Task item — After reading the entries below, report how many lines have the string "icon" in them, giving the number alone.

Extracted material —
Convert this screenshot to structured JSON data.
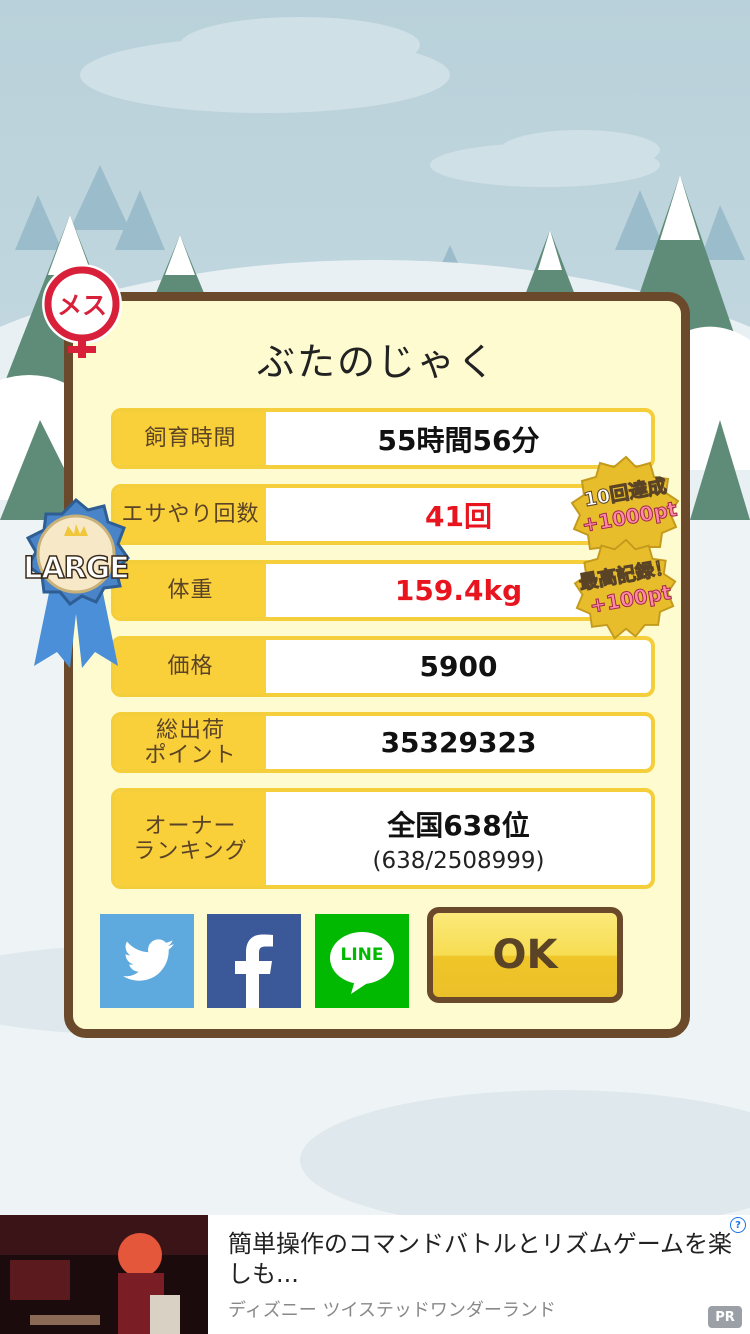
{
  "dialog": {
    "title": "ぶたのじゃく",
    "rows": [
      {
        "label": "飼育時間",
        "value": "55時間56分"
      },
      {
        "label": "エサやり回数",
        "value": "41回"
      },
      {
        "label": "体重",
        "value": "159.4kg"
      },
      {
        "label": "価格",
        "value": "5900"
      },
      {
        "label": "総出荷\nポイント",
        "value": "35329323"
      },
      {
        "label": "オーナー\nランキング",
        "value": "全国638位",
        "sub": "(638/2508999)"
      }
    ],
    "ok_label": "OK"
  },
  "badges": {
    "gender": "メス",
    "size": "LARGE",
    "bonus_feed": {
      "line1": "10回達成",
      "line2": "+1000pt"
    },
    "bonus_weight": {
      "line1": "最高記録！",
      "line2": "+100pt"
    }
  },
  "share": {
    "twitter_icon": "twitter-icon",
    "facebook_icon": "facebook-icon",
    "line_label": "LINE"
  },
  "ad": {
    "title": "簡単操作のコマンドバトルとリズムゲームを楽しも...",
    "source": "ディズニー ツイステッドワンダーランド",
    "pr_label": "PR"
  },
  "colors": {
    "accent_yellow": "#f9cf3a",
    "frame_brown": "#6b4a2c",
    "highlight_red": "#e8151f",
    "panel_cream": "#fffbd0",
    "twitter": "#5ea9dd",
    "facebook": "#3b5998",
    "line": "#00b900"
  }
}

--

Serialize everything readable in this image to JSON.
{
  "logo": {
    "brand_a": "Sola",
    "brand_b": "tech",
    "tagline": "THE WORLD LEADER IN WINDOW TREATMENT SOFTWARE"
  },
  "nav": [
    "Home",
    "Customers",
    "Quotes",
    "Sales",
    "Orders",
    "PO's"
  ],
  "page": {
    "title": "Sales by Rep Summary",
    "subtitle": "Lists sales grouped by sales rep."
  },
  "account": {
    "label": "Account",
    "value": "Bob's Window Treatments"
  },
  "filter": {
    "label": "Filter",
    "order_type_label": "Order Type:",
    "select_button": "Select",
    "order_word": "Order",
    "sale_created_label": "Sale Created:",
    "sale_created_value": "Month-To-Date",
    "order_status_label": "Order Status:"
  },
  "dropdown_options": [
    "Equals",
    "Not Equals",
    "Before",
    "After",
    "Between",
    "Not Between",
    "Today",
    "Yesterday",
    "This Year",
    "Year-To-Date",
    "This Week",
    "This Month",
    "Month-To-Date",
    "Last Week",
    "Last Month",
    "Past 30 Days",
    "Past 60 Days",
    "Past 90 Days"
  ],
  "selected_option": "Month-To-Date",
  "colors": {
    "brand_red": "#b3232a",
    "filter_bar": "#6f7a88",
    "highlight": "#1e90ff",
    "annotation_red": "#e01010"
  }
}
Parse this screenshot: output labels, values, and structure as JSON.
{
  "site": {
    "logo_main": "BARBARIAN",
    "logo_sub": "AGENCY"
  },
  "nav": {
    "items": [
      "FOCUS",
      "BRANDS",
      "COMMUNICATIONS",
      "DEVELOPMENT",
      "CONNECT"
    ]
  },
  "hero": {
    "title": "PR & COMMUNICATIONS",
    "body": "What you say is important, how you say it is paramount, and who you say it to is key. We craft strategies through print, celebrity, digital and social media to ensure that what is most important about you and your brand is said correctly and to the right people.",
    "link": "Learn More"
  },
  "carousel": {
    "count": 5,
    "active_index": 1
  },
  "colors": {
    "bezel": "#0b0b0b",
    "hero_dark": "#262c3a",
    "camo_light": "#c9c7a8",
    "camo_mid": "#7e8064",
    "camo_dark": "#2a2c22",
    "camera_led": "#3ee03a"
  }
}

Exercise answer — 2